By Rebecca Goodno ‘16
MCC Communications Intern
With a passion to help others, Jessica Friend, a sophomore at MCC, is pursuing a career in Occupational Therapy (OT).
“A lot of people I would be involved with in OT have had accidents or are elder and no longer have the abilities that they used to have,” said Jessica, the recipient of the Greater Muskegon Optimist Club Scholarship. “It is just a natural inclination to help people who are less fortunate. There is nothing that I could find more fulfilling.”
Jessica has found a way to combine her desire to help others with her love for running long distances.
A middle and high school cross country runner at Whitehall, she has competed in numerous community races throughout the years. Throughout high school, Jessica and her mother ran the 25 kilometer 5/3 Riverbank Run in Grand Rapids while pushing two students in wheelchairs.

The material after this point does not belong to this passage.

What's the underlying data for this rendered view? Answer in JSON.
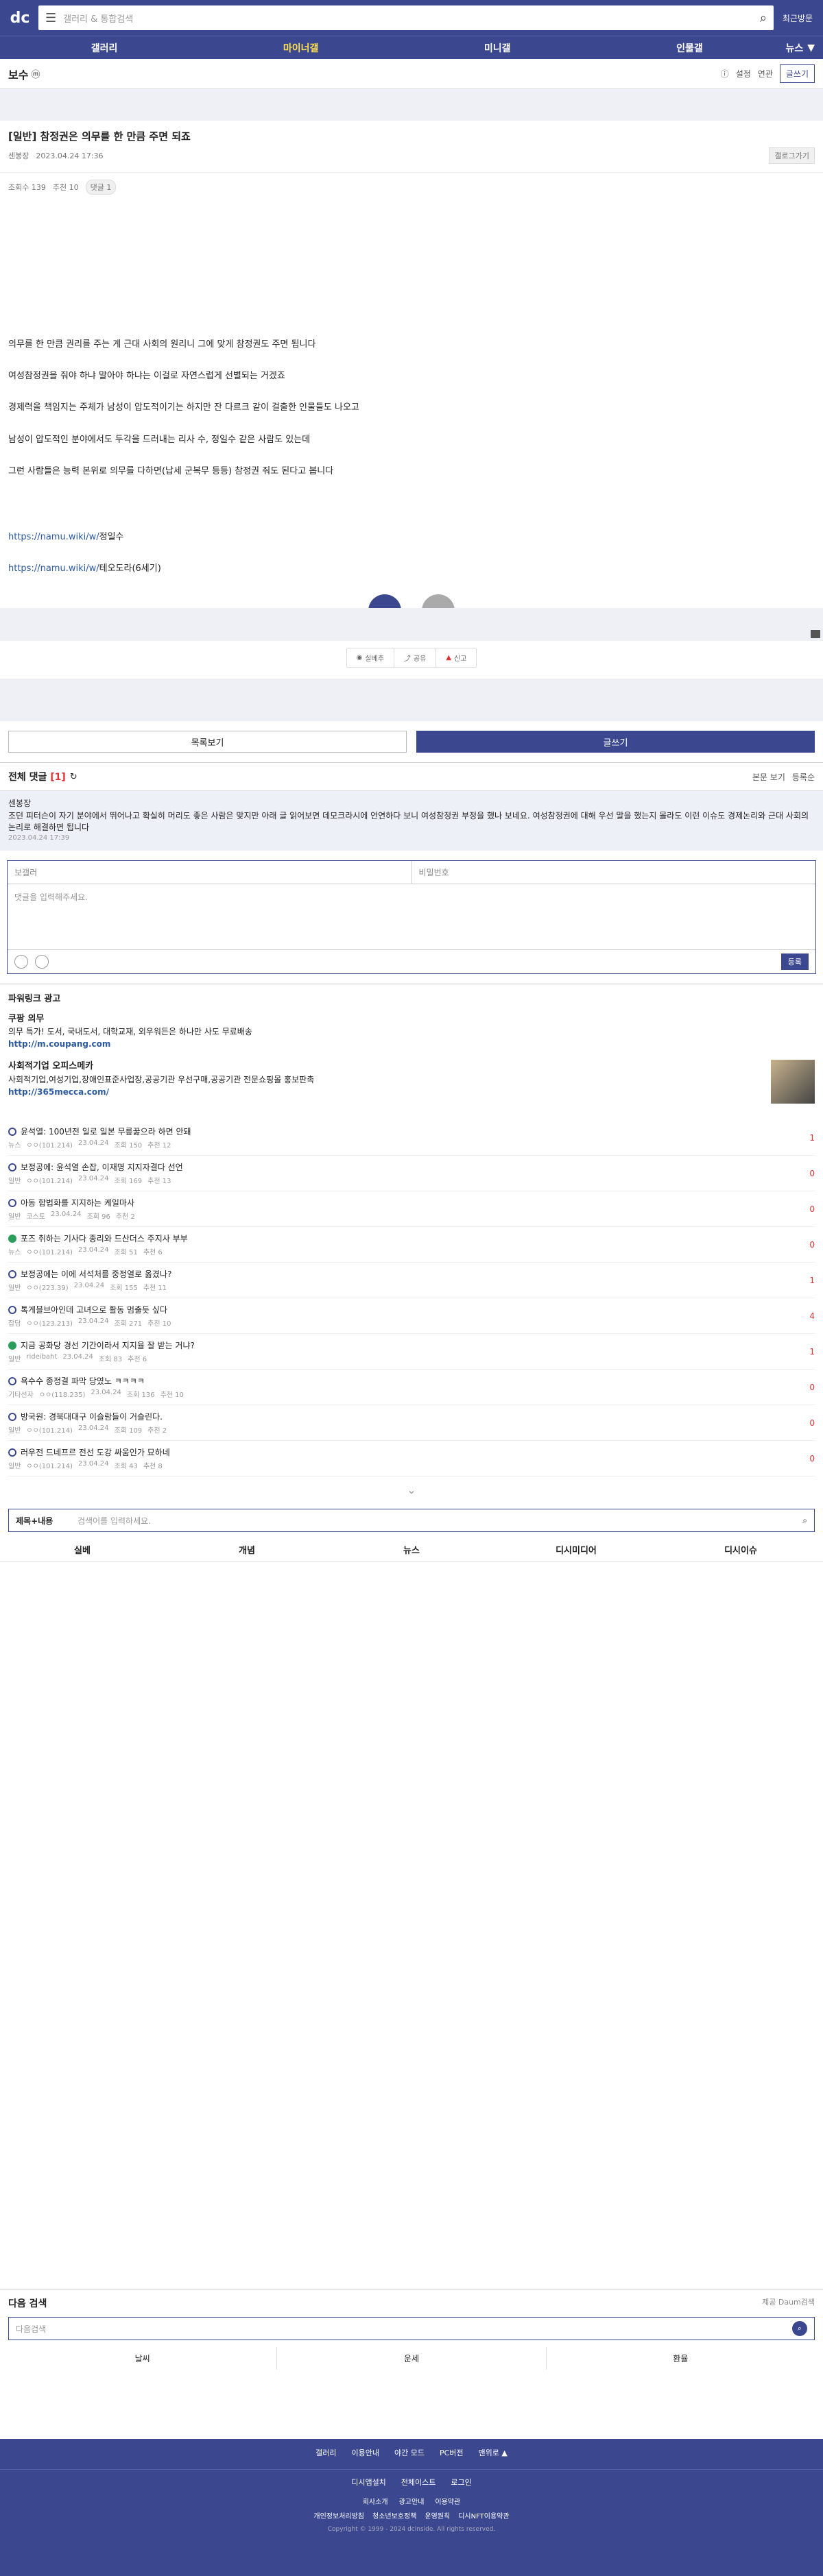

“It was just a really amazing experience because at the end they were so excited,” explained Jessica, who once had one of the students tell her, “Next year I’m going to do this, I am going to run it!”

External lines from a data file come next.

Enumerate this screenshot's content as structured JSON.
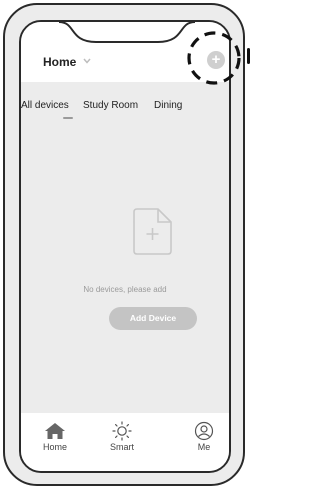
{
  "header": {
    "title": "Home",
    "add_icon": "plus-circle-icon"
  },
  "tabs": [
    {
      "label": "All devices",
      "active": true
    },
    {
      "label": "Study Room",
      "active": false
    },
    {
      "label": "Dining",
      "active": false
    }
  ],
  "tabs_more": "···",
  "empty_state": {
    "icon": "add-document-icon",
    "message": "No devices, please add",
    "button_label": "Add Device"
  },
  "bottom_nav": [
    {
      "label": "Home",
      "icon": "home-icon",
      "active": true
    },
    {
      "label": "Smart",
      "icon": "smart-sun-icon",
      "active": false
    },
    {
      "label": "Me",
      "icon": "user-icon",
      "active": false
    }
  ],
  "colors": {
    "screen_bg": "#ececec",
    "bar_bg": "#ffffff",
    "button_bg": "#c4c4c4",
    "text_muted": "#9a9a9a"
  }
}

“I thought that was really cool because she had been going to physical therapy and occupational therapy to learn how to walk better. Hearing her say that, I thought ‘Wow, that’s cool. That is something I want to be a part of.’ That was definitely a big eye opener.”
Optimism plays an important role in Jessica’s life, too.

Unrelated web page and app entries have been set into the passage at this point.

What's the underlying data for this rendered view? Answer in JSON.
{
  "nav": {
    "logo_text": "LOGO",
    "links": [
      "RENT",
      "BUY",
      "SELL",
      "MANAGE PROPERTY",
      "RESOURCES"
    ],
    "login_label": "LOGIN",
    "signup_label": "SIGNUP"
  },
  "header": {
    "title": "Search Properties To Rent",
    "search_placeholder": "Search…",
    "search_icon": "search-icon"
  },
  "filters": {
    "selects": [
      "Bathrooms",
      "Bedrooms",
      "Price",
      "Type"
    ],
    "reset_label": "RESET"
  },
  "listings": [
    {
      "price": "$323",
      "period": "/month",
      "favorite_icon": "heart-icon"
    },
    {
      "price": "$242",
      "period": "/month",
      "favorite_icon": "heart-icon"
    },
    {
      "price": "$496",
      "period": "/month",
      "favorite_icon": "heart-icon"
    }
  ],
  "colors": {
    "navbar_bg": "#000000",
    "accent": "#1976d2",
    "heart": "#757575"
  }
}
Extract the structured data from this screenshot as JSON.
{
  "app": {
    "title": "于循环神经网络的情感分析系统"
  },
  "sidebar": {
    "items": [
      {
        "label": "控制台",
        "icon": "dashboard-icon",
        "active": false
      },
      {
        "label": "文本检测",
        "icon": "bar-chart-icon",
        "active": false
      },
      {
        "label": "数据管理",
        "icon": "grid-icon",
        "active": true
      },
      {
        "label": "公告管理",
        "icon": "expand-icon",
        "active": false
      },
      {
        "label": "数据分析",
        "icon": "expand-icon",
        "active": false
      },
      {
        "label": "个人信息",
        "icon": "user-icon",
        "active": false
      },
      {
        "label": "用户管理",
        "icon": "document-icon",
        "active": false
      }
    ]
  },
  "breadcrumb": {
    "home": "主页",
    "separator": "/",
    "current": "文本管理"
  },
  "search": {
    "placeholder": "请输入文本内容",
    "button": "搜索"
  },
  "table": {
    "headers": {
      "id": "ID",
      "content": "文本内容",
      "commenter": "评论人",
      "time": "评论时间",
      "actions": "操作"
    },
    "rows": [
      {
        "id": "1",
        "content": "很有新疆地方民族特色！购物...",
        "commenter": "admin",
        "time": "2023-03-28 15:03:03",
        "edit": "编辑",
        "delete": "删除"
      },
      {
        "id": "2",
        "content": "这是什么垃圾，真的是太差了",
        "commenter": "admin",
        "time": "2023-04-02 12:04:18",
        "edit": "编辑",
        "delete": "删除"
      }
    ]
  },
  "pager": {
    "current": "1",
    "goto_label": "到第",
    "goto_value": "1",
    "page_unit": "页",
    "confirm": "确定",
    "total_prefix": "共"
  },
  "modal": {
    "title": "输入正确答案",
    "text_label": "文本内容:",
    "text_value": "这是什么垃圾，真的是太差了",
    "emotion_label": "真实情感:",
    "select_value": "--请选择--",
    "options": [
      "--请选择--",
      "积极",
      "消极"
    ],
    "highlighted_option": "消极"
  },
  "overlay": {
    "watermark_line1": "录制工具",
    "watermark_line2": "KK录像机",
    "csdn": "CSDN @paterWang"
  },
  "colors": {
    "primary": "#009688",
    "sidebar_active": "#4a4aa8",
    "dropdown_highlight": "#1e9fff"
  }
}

“One thing that helps me is optimistic thinking – telling myself I will be able to get into this occupational therapy program, that I will be able to do all these things,” said Jessica, admitting the importance to her of “just having that underlying drive and being able to believe in yourself and believe there is a plan and that you can achieve it.”
In addition to her positive attitude, Jessica is thankful for her scholarship. She currently takes 18 credits this semester at MCC and works three days a week. She plans to transfer to Wayne State University next fall.
“It helps the stress level go down a lot,” Jessica said about receiving the scholarship. She hopes in the future to similarly support students. “I think education is the best way to create a society and supporting the youth will help with that.”
Larry and Roberta Tetzlaff Scholarship
By Rebecca Goodno ‘16
MCC Communications Intern
Intrigued with psychology since he took a course at Reeths-Puffer High School, Brian Yonkman, now an MCC freshman, hopes to study pre-med at Hope College and attend the University of Michigan for graduate school.
“I have seen people who have struggled,” said Brian, who has a firsthand connection to learning more about the subject. “A person very close to me struggles with chronic depression and tried many things including a number of drugs. Another person had schizophrenia and drinking problems. They helped me kind of figure out what I wanted to get into as far as helping people.”
While Brian, a dual-enrolled student at MCC his junior and senior year, has taken several courses at MCC preparing him for his chosen career, his favorite has been Abnormal Psychology.
“It was a pretty demanding course, but very worth it,” he explained. “It really prompted some of the best papers I have ever written and really prepared me for some of the material I may face in graduate school.”
As a member of National Honor Society at Reeths-Puffer, Brian volunteered his time tutoring middle school students.
“The kids were struggling a lot and couldn’t keep up with school, then they had problems at home and poor interactions with other students,” he explained. “It was a good role for me – someone who gets to talk to these students, weigh out their problems and maybe help them through some of them. I have always found myself a good listener. I try to give the best perspective that I can. That is one of the biggest things that makes me want to become a psychiatrist.”
Brian admits that receiving the $1,500 Larry and Roberta Tetzlaff Scholarship, given to MCC student who plans to pursue a baccalaureate degree in a science, technology, engineering or math field at an accredited college, will help him attain that goal.
“Every cent that you put forth to these scholarships makes a great difference for people that need to get through school and especially if they know what they want to get into and not just taking classes” said Brian, thankful to the Tetzlaffs for their generosity. “I know what I want to be and I know what kind of classes I need to put towards that.”
“It’s nice to know that regardless of whatever situation you are in, you can cover X amount of classes and get through the semester. It is a lot of security knowing that you have that support.”